Then you’ll need to get actual statistics on the industry you are trying to get into and what the future looks like so you’ll know if your product or service has a positive outlook on the future. You will also want to get past, present, and future market data to include here. It will take some research, but the internet should have all the information you need for this part of the process.
Finally, you need to evaluate your competitors. This is where you will figure out who you are up against and what they do well and what they don’t do quite as well.
Then you’ll be able to take this information and apply it to your next step in the business planning process.
5. Your Strategy
When you see people go into business, a good portion of whether they make it or not depends on the marketing. If people don’t know about you and what your company is all about, then how do you ever plan on making it?
So this is a very important part of your business plan.
First, you need to figure out how you are going to promote your business. Will you create social media accounts to spread the word? Will you create professional signage to place all around town? Will you hand out business cards or leave coupons or business cards at local businesses?
Or will you take out a newspaper ad? There are multiple ways to market your business. You just need to see what is the most realistic for your area and your budget.
Then you need to figure out the details on how much producing your product or service will actually cost you. You will need to know how much you are going to charge for your products and/or services.
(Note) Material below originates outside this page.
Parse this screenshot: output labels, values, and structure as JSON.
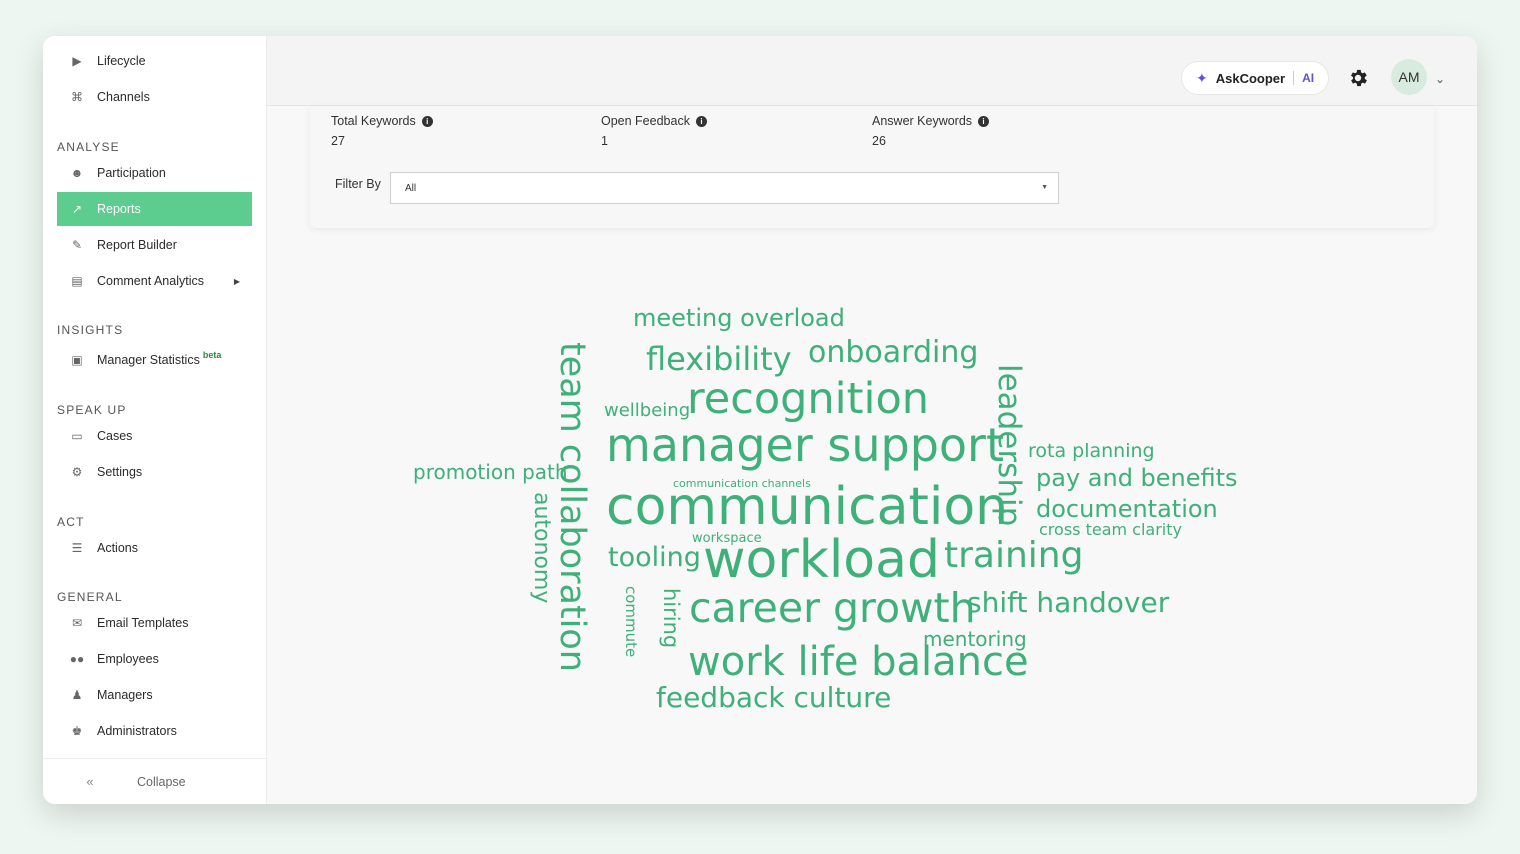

Can you think of any early promotions that might help draw people to your business? If so, then you’ll want to write those down.
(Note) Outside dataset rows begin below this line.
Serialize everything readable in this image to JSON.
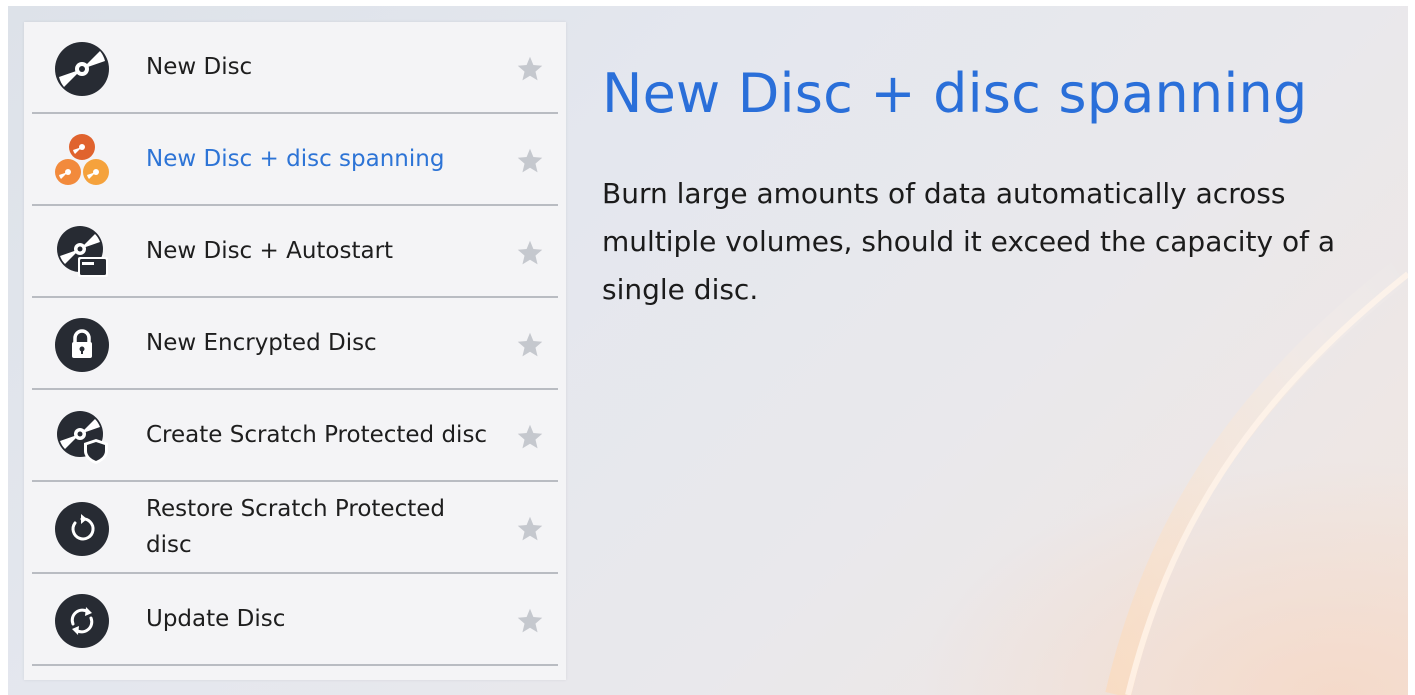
{
  "menu": {
    "items": [
      {
        "label": "New Disc",
        "icon": "disc-icon",
        "starred": false
      },
      {
        "label": "New Disc + disc spanning",
        "icon": "multi-disc-icon",
        "starred": false,
        "active": true
      },
      {
        "label": "New Disc + Autostart",
        "icon": "disc-autostart-icon",
        "starred": false
      },
      {
        "label": "New Encrypted Disc",
        "icon": "lock-icon",
        "starred": false
      },
      {
        "label": "Create Scratch Protected disc",
        "icon": "disc-shield-icon",
        "starred": false
      },
      {
        "label": "Restore Scratch Protected disc",
        "icon": "restore-icon",
        "starred": false
      },
      {
        "label": "Update Disc",
        "icon": "refresh-icon",
        "starred": false
      }
    ]
  },
  "detail": {
    "title": "New Disc + disc spanning",
    "description": "Burn large amounts of data automatically across multiple volumes, should it exceed the capacity of a single disc."
  },
  "colors": {
    "accent": "#2a6fd9",
    "icon_dark": "#272b33",
    "spanning_orange": "#ee7a3a",
    "star": "#c5c8ce"
  }
}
Also, you’ll need to figure out the logistics of running a company. For instance, if you are using bees for pollination, then you need to know how you can efficiently move the bees around from place to place in a way that won’t double book the hives. That all takes planning and lots of coordination.
Finally, you’ll need to decide if you will be hiring anyone to help you run this business. Also, where will people go to speak with you about your products or services and what will your hours of operations be? You will want to iron out all of the details prior to jumping in with both feet.
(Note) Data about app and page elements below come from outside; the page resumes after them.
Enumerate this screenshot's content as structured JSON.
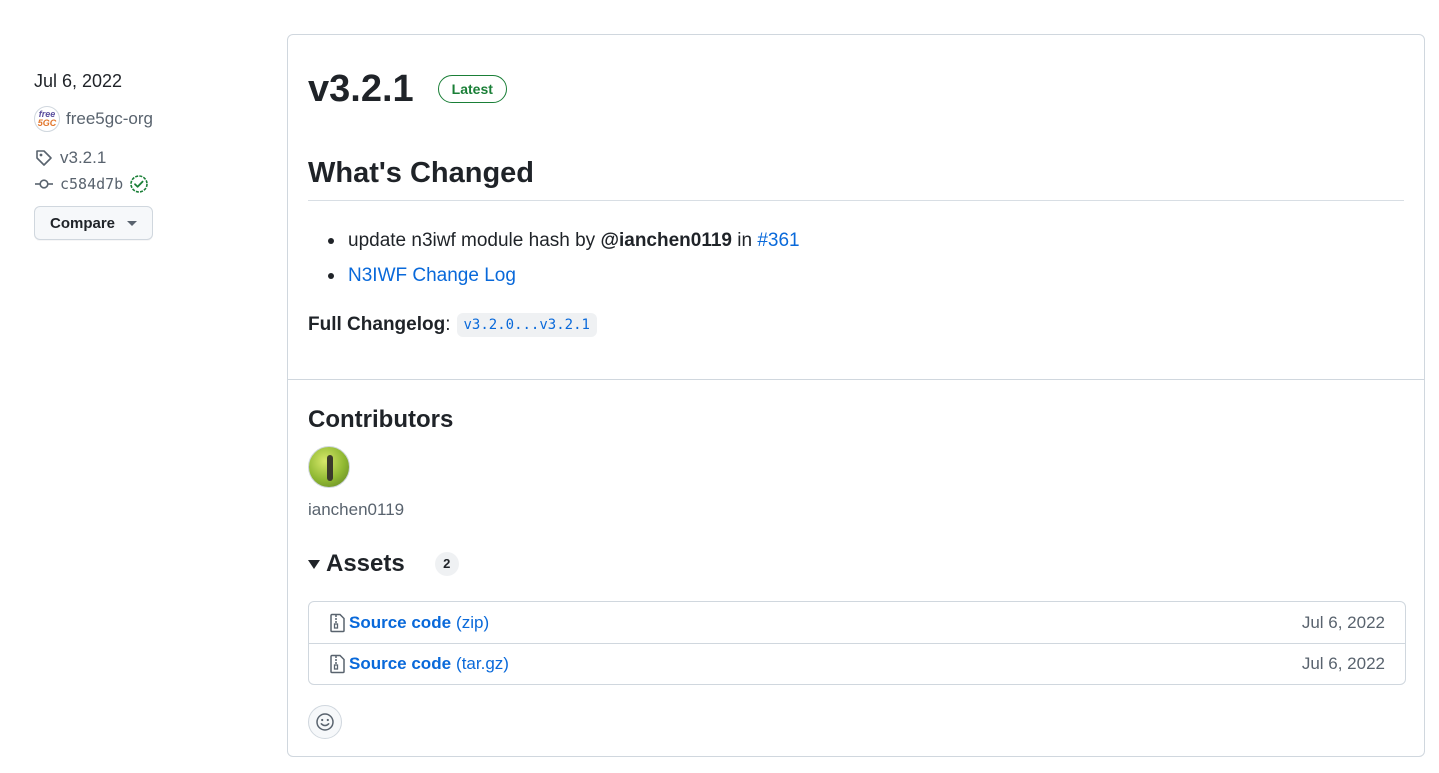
{
  "sidebar": {
    "date": "Jul 6, 2022",
    "org_avatar_text": [
      "free",
      "5GC"
    ],
    "org_name": "free5gc-org",
    "tag": "v3.2.1",
    "commit": "c584d7b",
    "compare_label": "Compare",
    "icons": {
      "tag": "tag-icon",
      "commit": "git-commit-icon",
      "verified": "verified-check-icon",
      "caret": "caret-down-icon"
    }
  },
  "release": {
    "title": "v3.2.1",
    "badge": "Latest",
    "changes_heading": "What's Changed",
    "items": [
      {
        "text": "update n3iwf module hash by ",
        "user": "@ianchen0119",
        "mid": " in ",
        "pr": "#361"
      },
      {
        "link": "N3IWF Change Log"
      }
    ],
    "full_changelog_label": "Full Changelog",
    "full_changelog_sep": ":",
    "full_changelog_range": "v3.2.0...v3.2.1"
  },
  "contributors": {
    "heading": "Contributors",
    "names": [
      "ianchen0119"
    ]
  },
  "assets": {
    "heading": "Assets",
    "count": "2",
    "items": [
      {
        "name": "Source code",
        "ext": "(zip)",
        "date": "Jul 6, 2022"
      },
      {
        "name": "Source code",
        "ext": "(tar.gz)",
        "date": "Jul 6, 2022"
      }
    ]
  },
  "colors": {
    "link": "#0969da",
    "latest": "#1a7f37",
    "border": "#d0d7de",
    "muted": "#59636e"
  }
}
6. The Organization Plan
You might want to consider skipping this part if you are planning on going into business by yourself.
However, if you are going into business with a friend or family member, then you’ll want to consider giving a brief profile of the owners. This will share how much of the company each person owns, how much involvement they’ll have in the day to day business, and also listing what their skills or background knowledge are.
Also, if there is anyone else involved like an accountant or attorney, you’ll want to list that in this section as well. It is a great way to keep records of who you have contacted in the beginning stages of your business.
Finally, we get to the finances. When you are running a business, money matters. This is the part of the plan where you will set realistic financial goals for your company. You will need to take all of the research you’ve done in previous sections and figure out how much money you hope to make in the first year, the first 5 years, and where you see your business financially in about 10 years?
Then you’ll document your goals, the plan for getting to those goals, and your line of thinking when establishing those goals.
So you now know how to create your own homesteading business plan. This will look different for everyone because we all have different goals when it comes to turning our homestead into a business.
But it is a great way to think our plans through.
So tell me, have you created a business from your homestead? If so, how did you do it? Did you utilize a business plan? Was it helpful?
We love hearing from you, so please leave us your thoughts in the comment section below.